Every record below is to be retyped exactly.

Segment Open

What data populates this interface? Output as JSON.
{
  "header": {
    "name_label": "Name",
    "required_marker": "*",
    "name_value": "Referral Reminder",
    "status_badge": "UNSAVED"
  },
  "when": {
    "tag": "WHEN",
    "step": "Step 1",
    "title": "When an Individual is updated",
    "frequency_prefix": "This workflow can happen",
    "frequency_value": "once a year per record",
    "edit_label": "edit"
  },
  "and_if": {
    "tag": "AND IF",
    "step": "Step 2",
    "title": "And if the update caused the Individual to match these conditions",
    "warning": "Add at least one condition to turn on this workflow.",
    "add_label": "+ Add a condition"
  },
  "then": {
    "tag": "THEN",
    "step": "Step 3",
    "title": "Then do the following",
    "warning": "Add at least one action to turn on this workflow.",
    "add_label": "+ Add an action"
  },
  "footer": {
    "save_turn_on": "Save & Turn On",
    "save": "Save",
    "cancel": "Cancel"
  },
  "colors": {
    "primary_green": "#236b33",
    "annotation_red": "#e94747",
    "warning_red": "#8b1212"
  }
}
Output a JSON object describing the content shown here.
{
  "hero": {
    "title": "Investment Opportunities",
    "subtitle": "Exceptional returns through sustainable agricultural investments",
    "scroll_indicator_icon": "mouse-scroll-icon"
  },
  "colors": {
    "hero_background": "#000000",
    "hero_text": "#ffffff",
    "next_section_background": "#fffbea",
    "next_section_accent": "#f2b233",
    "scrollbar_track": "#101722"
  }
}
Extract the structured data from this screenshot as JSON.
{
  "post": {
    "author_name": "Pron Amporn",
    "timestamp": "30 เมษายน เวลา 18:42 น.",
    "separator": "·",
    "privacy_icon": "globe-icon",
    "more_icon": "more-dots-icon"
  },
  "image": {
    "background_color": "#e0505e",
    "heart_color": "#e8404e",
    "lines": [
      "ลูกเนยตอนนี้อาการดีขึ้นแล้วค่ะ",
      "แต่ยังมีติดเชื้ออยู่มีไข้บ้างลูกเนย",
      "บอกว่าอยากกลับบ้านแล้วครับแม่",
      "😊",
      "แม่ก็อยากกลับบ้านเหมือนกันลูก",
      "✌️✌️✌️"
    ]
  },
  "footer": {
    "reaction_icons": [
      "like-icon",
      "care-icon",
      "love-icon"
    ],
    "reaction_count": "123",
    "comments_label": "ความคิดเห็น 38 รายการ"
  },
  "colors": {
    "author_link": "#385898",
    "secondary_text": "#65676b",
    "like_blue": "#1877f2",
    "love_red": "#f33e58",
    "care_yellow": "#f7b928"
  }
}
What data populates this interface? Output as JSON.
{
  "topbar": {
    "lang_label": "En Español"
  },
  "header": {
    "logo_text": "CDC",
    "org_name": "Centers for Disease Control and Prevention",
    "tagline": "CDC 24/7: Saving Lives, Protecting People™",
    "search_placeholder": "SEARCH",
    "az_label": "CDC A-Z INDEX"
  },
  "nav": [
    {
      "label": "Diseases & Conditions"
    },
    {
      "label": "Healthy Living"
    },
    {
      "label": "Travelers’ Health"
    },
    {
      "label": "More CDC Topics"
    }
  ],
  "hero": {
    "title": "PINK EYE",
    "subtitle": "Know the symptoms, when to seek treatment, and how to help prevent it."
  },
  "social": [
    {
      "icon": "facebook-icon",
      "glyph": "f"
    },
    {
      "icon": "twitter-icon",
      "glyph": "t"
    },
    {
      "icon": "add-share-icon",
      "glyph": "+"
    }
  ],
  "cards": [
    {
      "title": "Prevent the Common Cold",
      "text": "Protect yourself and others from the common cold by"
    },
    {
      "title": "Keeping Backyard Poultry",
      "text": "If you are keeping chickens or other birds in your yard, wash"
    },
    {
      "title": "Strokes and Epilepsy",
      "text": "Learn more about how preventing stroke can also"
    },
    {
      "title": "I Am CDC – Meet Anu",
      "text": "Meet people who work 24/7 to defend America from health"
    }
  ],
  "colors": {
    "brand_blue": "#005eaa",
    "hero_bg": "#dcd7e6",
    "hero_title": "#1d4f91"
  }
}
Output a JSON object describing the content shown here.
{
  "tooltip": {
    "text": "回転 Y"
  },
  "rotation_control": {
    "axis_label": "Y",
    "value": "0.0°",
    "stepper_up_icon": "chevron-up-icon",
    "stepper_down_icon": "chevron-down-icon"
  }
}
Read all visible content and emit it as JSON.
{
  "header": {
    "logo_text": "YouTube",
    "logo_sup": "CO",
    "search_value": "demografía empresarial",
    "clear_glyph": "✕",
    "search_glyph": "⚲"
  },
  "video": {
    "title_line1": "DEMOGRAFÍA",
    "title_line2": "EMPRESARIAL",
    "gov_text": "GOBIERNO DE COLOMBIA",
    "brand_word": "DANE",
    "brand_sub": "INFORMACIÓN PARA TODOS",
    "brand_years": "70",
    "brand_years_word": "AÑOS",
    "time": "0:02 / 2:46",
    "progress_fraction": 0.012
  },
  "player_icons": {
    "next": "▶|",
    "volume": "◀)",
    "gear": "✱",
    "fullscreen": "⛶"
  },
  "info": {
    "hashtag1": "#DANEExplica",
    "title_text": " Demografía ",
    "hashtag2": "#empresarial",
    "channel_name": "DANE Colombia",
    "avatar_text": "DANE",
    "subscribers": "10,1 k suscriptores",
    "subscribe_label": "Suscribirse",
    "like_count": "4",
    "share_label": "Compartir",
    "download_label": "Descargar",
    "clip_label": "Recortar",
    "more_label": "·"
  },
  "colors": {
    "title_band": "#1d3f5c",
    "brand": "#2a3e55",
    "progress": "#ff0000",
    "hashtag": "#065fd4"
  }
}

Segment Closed

◆ **Finished exercise**
What data populates this interface? Output as JSON.
{
  "header": {
    "name_label": "Name",
    "required_marker": "*",
    "name_value": "Referral Reminder",
    "status_badge": "UNSAVED"
  },
  "when": {
    "tag": "WHEN",
    "step": "Step 1",
    "title": "When an Individual is updated",
    "frequency_prefix": "This workflow can happen",
    "frequency_value": "once a year per record",
    "edit_label": "edit"
  },
  "and_if": {
    "tag": "AND IF",
    "step": "Step 2",
    "title": "And if the update caused the Individual to match these conditions",
    "warning": "Add at least one condition to turn on this workflow.",
    "add_label": "+ Add a condition"
  },
  "then": {
    "tag": "THEN",
    "step": "Step 3",
    "title": "Then do the following",
    "warning": "Add at least one action to turn on this workflow.",
    "add_label": "+ Add an action"
  },
  "footer": {
    "save_turn_on": "Save & Turn On",
    "save": "Save",
    "cancel": "Cancel"
  },
  "colors": {
    "primary_green": "#236b33",
    "annotation_red": "#e94747",
    "warning_red": "#8b1212"
  }
}
Output a JSON object describing the content shown here.
{
  "hero": {
    "title": "Investment Opportunities",
    "subtitle": "Exceptional returns through sustainable agricultural investments",
    "scroll_indicator_icon": "mouse-scroll-icon"
  },
  "colors": {
    "hero_background": "#000000",
    "hero_text": "#ffffff",
    "next_section_background": "#fffbea",
    "next_section_accent": "#f2b233",
    "scrollbar_track": "#101722"
  }
}
Extract the structured data from this screenshot as JSON.
{
  "post": {
    "author_name": "Pron Amporn",
    "timestamp": "30 เมษายน เวลา 18:42 น.",
    "separator": "·",
    "privacy_icon": "globe-icon",
    "more_icon": "more-dots-icon"
  },
  "image": {
    "background_color": "#e0505e",
    "heart_color": "#e8404e",
    "lines": [
      "ลูกเนยตอนนี้อาการดีขึ้นแล้วค่ะ",
      "แต่ยังมีติดเชื้ออยู่มีไข้บ้างลูกเนย",
      "บอกว่าอยากกลับบ้านแล้วครับแม่",
      "😊",
      "แม่ก็อยากกลับบ้านเหมือนกันลูก",
      "✌️✌️✌️"
    ]
  },
  "footer": {
    "reaction_icons": [
      "like-icon",
      "care-icon",
      "love-icon"
    ],
    "reaction_count": "123",
    "comments_label": "ความคิดเห็น 38 รายการ"
  },
  "colors": {
    "author_link": "#385898",
    "secondary_text": "#65676b",
    "like_blue": "#1877f2",
    "love_red": "#f33e58",
    "care_yellow": "#f7b928"
  }
}
What data populates this interface? Output as JSON.
{
  "topbar": {
    "lang_label": "En Español"
  },
  "header": {
    "logo_text": "CDC",
    "org_name": "Centers for Disease Control and Prevention",
    "tagline": "CDC 24/7: Saving Lives, Protecting People™",
    "search_placeholder": "SEARCH",
    "az_label": "CDC A-Z INDEX"
  },
  "nav": [
    {
      "label": "Diseases & Conditions"
    },
    {
      "label": "Healthy Living"
    },
    {
      "label": "Travelers’ Health"
    },
    {
      "label": "More CDC Topics"
    }
  ],
  "hero": {
    "title": "PINK EYE",
    "subtitle": "Know the symptoms, when to seek treatment, and how to help prevent it."
  },
  "social": [
    {
      "icon": "facebook-icon",
      "glyph": "f"
    },
    {
      "icon": "twitter-icon",
      "glyph": "t"
    },
    {
      "icon": "add-share-icon",
      "glyph": "+"
    }
  ],
  "cards": [
    {
      "title": "Prevent the Common Cold",
      "text": "Protect yourself and others from the common cold by"
    },
    {
      "title": "Keeping Backyard Poultry",
      "text": "If you are keeping chickens or other birds in your yard, wash"
    },
    {
      "title": "Strokes and Epilepsy",
      "text": "Learn more about how preventing stroke can also"
    },
    {
      "title": "I Am CDC – Meet Anu",
      "text": "Meet people who work 24/7 to defend America from health"
    }
  ],
  "colors": {
    "brand_blue": "#005eaa",
    "hero_bg": "#dcd7e6",
    "hero_title": "#1d4f91"
  }
}
Output a JSON object describing the content shown here.
{
  "tooltip": {
    "text": "回転 Y"
  },
  "rotation_control": {
    "axis_label": "Y",
    "value": "0.0°",
    "stepper_up_icon": "chevron-up-icon",
    "stepper_down_icon": "chevron-down-icon"
  }
}
Read all visible content and emit it as JSON.
{
  "header": {
    "logo_text": "YouTube",
    "logo_sup": "CO",
    "search_value": "demografía empresarial",
    "clear_glyph": "✕",
    "search_glyph": "⚲"
  },
  "video": {
    "title_line1": "DEMOGRAFÍA",
    "title_line2": "EMPRESARIAL",
    "gov_text": "GOBIERNO DE COLOMBIA",
    "brand_word": "DANE",
    "brand_sub": "INFORMACIÓN PARA TODOS",
    "brand_years": "70",
    "brand_years_word": "AÑOS",
    "time": "0:02 / 2:46",
    "progress_fraction": 0.012
  },
  "player_icons": {
    "next": "▶|",
    "volume": "◀)",
    "gear": "✱",
    "fullscreen": "⛶"
  },
  "info": {
    "hashtag1": "#DANEExplica",
    "title_text": " Demografía ",
    "hashtag2": "#empresarial",
    "channel_name": "DANE Colombia",
    "avatar_text": "DANE",
    "subscribers": "10,1 k suscriptores",
    "subscribe_label": "Suscribirse",
    "like_count": "4",
    "share_label": "Compartir",
    "download_label": "Descargar",
    "clip_label": "Recortar",
    "more_label": "·"
  },
  "colors": {
    "title_band": "#1d3f5c",
    "brand": "#2a3e55",
    "progress": "#ff0000",
    "hashtag": "#065fd4"
  }
}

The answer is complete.